Problem –
Scan the listing below and copy every line holding "resources".

--- Data for the task ---

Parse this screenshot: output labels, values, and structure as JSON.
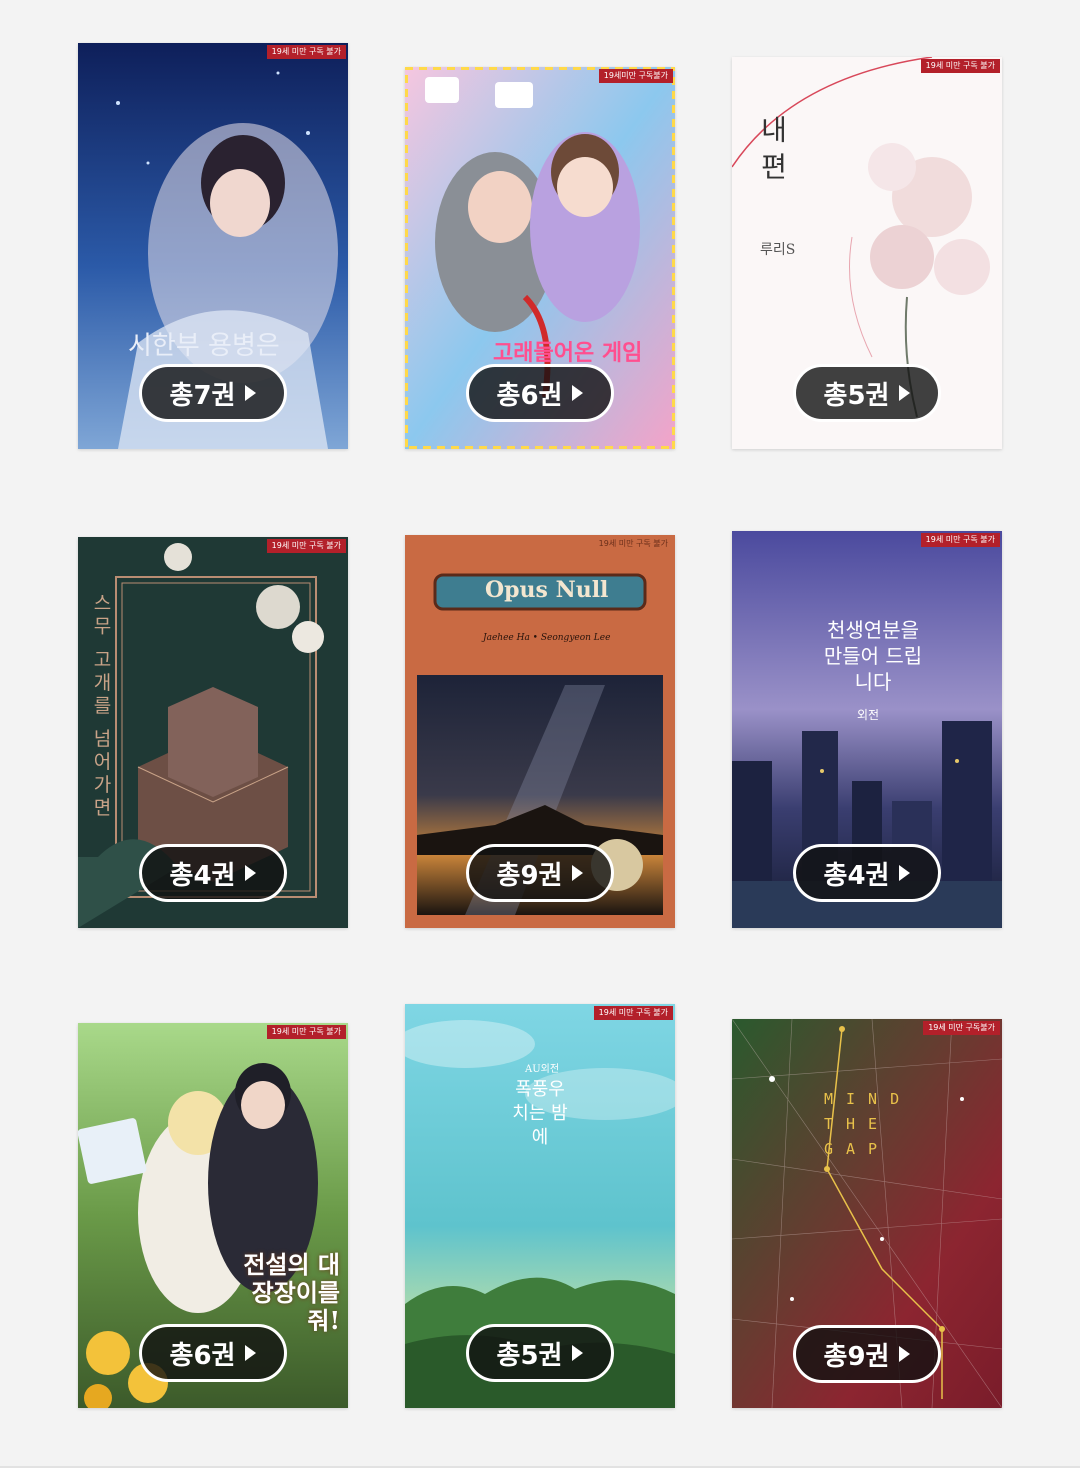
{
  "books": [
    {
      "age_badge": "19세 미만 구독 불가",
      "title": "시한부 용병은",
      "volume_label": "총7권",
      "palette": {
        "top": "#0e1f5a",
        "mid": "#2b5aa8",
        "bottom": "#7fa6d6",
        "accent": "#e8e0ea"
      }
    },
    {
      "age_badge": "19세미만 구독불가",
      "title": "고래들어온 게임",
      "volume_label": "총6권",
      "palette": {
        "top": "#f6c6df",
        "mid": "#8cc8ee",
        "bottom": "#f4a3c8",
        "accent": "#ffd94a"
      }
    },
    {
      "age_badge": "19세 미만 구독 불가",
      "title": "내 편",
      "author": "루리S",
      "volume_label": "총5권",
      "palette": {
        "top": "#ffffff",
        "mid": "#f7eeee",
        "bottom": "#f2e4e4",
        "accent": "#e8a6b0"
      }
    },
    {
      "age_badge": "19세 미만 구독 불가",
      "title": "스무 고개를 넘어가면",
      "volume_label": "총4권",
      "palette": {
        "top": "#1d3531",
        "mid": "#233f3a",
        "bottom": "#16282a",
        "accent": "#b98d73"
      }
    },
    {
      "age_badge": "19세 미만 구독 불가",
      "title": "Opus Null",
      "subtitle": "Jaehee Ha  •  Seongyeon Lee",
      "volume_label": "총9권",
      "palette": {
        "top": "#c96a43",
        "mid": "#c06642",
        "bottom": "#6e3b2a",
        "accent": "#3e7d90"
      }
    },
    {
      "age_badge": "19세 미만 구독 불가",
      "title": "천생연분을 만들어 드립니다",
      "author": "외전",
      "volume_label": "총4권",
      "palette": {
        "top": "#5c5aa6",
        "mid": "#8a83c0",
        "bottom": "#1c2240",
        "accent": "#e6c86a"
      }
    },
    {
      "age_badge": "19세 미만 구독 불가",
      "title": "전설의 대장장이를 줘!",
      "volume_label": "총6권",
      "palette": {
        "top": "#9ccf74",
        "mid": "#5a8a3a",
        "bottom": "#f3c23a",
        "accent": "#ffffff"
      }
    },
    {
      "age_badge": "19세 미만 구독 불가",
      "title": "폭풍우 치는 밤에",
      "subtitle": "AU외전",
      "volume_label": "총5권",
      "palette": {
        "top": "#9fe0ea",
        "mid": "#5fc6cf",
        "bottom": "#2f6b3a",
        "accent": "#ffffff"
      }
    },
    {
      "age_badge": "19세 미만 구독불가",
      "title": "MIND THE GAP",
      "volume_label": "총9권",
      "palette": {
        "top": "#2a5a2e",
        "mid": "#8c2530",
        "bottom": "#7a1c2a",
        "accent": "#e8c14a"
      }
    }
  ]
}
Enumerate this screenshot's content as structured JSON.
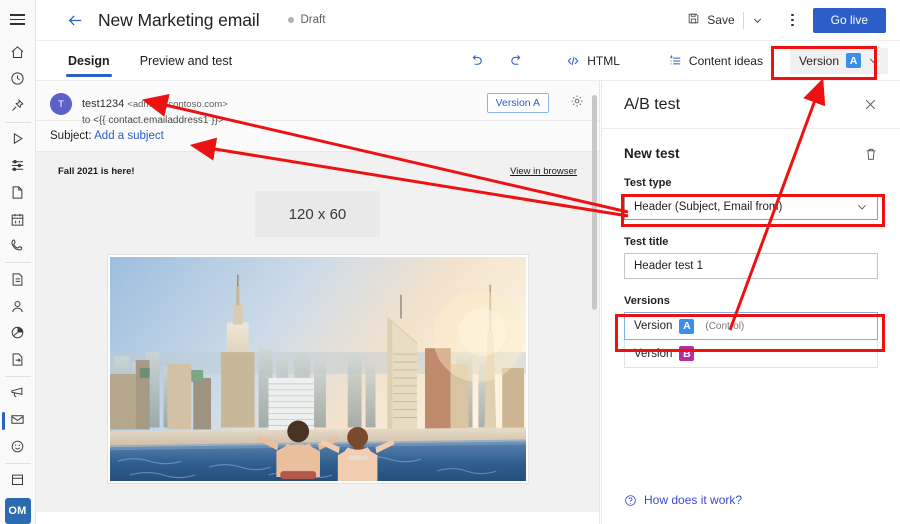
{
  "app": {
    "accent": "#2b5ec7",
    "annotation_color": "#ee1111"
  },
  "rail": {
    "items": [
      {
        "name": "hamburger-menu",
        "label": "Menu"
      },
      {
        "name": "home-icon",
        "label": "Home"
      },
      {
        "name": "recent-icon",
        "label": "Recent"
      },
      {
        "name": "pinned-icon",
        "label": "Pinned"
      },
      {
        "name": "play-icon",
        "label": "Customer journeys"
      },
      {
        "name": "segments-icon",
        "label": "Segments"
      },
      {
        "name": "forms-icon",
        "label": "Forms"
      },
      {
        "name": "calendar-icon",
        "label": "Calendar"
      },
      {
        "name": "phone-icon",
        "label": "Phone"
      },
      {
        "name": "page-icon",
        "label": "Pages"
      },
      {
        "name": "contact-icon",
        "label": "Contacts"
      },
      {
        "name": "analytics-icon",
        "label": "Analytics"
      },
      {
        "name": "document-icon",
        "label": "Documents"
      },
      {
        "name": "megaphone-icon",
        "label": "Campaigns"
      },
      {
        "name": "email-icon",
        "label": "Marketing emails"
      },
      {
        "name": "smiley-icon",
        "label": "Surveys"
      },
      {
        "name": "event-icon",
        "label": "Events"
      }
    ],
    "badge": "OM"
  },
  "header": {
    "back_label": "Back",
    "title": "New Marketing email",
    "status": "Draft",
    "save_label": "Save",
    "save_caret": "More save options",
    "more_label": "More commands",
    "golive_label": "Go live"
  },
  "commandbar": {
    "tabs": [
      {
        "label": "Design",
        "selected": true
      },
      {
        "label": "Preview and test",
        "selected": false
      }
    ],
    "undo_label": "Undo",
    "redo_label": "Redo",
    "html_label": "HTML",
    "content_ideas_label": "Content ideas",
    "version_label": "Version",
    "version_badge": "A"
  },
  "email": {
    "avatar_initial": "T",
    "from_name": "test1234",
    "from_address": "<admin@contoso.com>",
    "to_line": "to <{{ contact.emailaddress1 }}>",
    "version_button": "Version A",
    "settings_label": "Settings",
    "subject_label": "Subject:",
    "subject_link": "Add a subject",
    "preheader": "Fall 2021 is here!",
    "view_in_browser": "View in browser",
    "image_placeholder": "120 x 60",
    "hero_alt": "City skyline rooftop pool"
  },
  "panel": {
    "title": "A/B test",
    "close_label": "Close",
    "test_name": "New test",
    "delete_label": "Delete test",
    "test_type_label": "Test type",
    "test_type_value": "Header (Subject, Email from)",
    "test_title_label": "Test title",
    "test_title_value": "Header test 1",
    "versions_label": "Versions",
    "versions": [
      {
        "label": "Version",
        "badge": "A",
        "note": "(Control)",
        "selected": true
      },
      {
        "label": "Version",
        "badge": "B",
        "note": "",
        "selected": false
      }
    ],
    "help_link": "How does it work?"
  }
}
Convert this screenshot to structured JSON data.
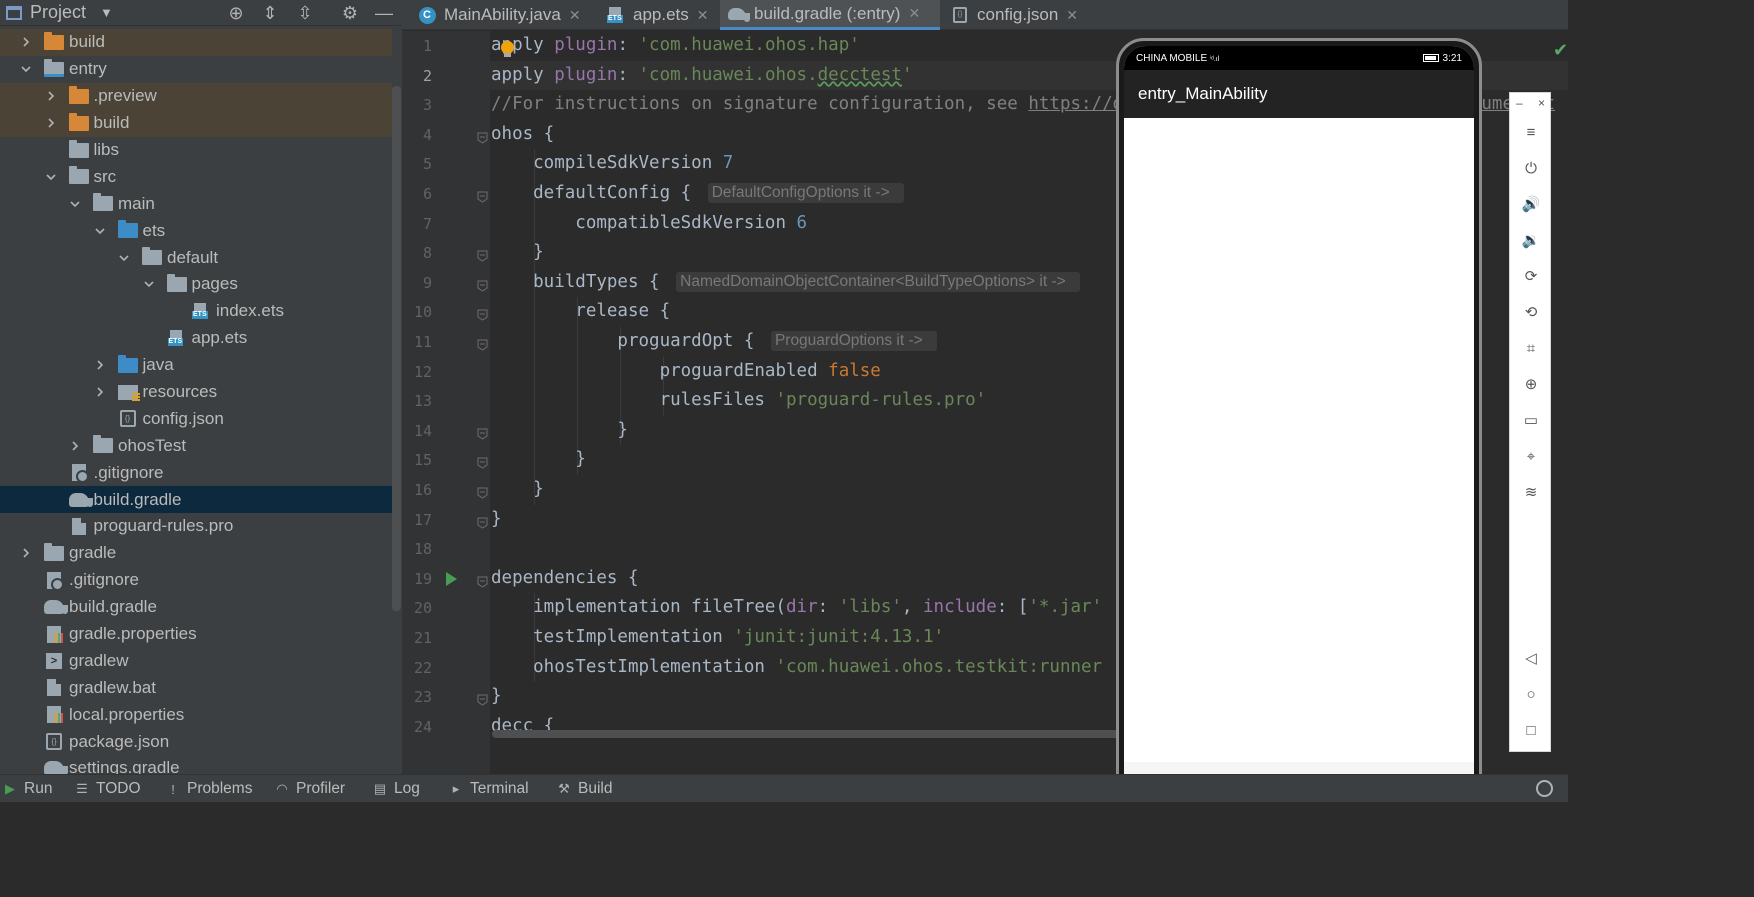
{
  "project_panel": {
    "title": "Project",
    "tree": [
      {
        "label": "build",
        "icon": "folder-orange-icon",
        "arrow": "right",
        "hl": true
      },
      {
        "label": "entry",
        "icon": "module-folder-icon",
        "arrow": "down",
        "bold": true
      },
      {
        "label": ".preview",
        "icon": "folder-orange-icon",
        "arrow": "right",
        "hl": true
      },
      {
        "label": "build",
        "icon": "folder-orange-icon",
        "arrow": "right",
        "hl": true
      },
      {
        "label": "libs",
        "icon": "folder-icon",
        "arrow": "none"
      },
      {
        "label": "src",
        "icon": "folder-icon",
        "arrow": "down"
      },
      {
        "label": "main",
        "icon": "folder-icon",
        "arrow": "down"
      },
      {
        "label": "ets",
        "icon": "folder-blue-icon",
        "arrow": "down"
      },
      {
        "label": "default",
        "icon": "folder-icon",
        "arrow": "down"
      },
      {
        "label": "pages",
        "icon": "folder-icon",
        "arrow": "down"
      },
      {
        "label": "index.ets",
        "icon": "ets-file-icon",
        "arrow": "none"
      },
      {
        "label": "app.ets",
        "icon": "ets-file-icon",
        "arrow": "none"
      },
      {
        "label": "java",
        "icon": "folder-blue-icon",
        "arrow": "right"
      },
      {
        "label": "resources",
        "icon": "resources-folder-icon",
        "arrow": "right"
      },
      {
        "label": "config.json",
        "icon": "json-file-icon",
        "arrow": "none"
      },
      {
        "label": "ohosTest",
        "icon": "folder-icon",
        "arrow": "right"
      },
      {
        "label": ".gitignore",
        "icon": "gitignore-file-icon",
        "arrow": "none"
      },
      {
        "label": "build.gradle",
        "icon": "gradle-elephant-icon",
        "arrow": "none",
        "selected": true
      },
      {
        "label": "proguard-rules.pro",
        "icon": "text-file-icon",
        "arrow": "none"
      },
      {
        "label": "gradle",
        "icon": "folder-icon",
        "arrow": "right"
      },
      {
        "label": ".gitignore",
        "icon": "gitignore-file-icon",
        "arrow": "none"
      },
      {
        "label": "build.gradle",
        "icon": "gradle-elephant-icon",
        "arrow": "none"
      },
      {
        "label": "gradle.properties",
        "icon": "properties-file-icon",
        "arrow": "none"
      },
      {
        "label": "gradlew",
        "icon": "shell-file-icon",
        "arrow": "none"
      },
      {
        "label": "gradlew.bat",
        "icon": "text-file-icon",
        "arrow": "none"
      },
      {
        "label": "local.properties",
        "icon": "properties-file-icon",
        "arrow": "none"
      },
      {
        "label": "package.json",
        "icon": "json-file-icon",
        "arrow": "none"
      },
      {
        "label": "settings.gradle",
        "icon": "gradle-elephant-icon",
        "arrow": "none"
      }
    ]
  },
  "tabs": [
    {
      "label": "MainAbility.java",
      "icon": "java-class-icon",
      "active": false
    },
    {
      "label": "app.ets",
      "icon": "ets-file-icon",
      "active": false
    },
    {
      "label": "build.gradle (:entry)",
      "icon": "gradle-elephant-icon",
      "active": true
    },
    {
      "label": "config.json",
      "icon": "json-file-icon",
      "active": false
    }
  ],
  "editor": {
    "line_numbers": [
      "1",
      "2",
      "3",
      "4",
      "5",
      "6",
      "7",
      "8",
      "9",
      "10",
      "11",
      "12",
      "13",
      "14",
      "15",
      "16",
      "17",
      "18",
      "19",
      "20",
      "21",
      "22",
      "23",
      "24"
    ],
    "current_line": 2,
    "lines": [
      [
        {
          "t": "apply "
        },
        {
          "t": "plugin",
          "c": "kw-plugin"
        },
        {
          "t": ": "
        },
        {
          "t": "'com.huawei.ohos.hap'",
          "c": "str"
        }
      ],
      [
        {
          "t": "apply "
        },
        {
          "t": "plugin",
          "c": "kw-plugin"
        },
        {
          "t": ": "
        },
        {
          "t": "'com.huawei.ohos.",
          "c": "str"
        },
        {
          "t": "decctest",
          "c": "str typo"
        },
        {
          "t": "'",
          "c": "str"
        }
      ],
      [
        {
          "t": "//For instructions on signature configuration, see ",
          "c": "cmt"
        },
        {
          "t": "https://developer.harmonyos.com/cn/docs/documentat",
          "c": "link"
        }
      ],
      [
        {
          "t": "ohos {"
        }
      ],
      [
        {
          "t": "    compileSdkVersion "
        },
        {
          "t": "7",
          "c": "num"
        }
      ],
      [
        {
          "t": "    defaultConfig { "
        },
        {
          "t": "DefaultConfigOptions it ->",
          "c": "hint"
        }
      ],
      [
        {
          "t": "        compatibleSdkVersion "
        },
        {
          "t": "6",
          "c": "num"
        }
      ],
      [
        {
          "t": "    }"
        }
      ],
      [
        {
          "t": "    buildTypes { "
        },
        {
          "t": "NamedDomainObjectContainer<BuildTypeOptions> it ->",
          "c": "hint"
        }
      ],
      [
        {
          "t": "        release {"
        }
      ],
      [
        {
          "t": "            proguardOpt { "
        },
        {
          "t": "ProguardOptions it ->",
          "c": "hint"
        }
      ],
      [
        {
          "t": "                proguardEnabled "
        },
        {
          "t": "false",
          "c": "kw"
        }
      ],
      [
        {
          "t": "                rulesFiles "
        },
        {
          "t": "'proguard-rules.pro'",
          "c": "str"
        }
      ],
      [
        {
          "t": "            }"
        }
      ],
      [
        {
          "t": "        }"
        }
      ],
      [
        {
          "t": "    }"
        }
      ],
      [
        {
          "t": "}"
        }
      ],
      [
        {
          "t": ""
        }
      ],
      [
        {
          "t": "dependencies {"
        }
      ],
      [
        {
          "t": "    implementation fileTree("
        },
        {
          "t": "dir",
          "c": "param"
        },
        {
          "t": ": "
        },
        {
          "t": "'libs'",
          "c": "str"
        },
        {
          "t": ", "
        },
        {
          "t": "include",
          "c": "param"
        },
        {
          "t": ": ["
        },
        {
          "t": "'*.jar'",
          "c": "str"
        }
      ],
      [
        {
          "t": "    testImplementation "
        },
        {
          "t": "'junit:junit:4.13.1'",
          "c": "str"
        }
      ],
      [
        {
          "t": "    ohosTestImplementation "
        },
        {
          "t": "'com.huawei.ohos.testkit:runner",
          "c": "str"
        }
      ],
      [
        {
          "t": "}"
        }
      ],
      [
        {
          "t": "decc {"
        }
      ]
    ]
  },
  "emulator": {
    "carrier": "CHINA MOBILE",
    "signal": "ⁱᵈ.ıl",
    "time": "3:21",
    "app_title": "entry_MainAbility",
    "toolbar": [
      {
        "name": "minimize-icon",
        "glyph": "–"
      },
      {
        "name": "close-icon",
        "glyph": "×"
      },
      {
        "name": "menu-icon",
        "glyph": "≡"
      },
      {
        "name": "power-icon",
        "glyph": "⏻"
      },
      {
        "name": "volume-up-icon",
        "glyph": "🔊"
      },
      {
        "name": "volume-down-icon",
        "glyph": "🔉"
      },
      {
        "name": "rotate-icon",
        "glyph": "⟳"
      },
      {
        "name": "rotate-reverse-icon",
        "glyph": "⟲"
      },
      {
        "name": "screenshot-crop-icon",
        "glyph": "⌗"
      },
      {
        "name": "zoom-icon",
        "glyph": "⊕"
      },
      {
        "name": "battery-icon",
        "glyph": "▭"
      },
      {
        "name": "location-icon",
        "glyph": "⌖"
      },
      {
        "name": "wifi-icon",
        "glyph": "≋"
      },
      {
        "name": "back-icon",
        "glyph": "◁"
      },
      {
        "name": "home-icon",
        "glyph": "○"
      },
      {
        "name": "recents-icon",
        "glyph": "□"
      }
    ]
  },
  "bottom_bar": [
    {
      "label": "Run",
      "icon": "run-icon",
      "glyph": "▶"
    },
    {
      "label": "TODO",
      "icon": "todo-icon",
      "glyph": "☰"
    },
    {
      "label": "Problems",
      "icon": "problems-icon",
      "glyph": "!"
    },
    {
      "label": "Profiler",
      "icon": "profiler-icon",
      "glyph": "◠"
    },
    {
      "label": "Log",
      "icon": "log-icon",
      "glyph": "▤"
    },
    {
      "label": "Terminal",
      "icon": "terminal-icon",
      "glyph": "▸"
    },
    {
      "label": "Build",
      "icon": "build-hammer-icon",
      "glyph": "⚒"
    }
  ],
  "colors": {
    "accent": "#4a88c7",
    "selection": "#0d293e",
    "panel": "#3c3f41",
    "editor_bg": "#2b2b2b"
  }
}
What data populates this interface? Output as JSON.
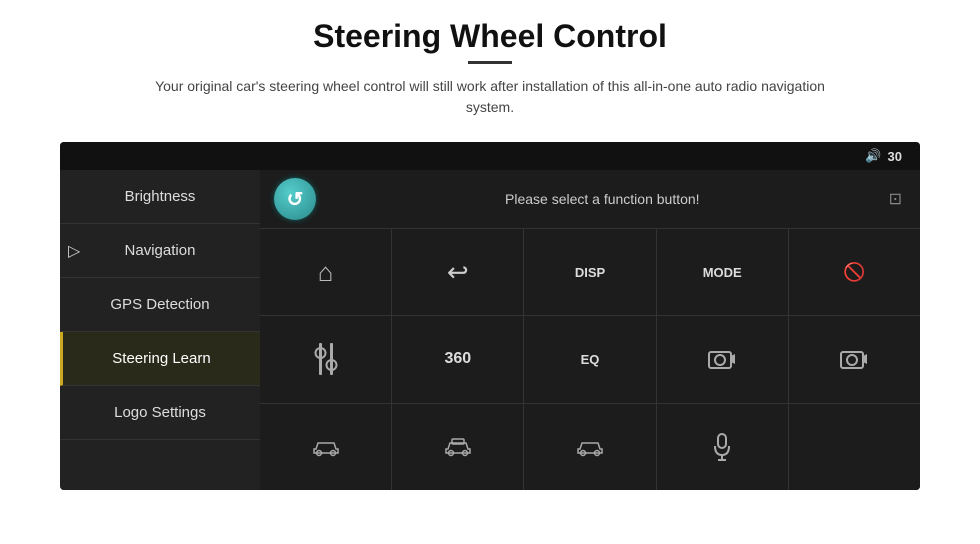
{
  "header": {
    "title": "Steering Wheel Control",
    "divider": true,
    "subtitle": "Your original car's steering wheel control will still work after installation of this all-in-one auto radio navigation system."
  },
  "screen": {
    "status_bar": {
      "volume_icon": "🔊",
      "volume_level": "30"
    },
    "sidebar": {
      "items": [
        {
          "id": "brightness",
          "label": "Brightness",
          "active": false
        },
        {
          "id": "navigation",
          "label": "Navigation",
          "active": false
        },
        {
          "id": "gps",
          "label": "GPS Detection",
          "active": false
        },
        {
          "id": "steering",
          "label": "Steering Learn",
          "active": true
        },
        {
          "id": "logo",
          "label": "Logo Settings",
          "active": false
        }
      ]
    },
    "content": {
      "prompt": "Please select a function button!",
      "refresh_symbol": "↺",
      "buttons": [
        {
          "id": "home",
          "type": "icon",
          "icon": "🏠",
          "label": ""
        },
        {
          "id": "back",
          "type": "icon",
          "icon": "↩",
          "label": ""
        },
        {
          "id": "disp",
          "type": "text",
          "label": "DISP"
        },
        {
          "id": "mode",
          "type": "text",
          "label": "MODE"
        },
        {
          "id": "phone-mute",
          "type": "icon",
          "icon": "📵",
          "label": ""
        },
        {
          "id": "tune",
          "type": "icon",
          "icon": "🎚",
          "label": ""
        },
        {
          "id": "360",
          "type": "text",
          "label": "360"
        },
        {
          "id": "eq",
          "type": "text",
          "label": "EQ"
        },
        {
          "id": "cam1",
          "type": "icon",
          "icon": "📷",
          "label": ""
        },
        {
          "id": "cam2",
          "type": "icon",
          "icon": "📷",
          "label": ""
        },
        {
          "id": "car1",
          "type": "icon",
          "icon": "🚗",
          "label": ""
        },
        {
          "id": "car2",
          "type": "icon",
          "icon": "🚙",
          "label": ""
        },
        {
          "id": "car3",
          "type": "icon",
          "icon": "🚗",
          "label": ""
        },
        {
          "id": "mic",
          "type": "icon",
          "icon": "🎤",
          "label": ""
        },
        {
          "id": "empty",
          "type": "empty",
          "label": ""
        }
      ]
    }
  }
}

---

Your solution –
        "label": "resources",
        "icon": "resources-folder-icon",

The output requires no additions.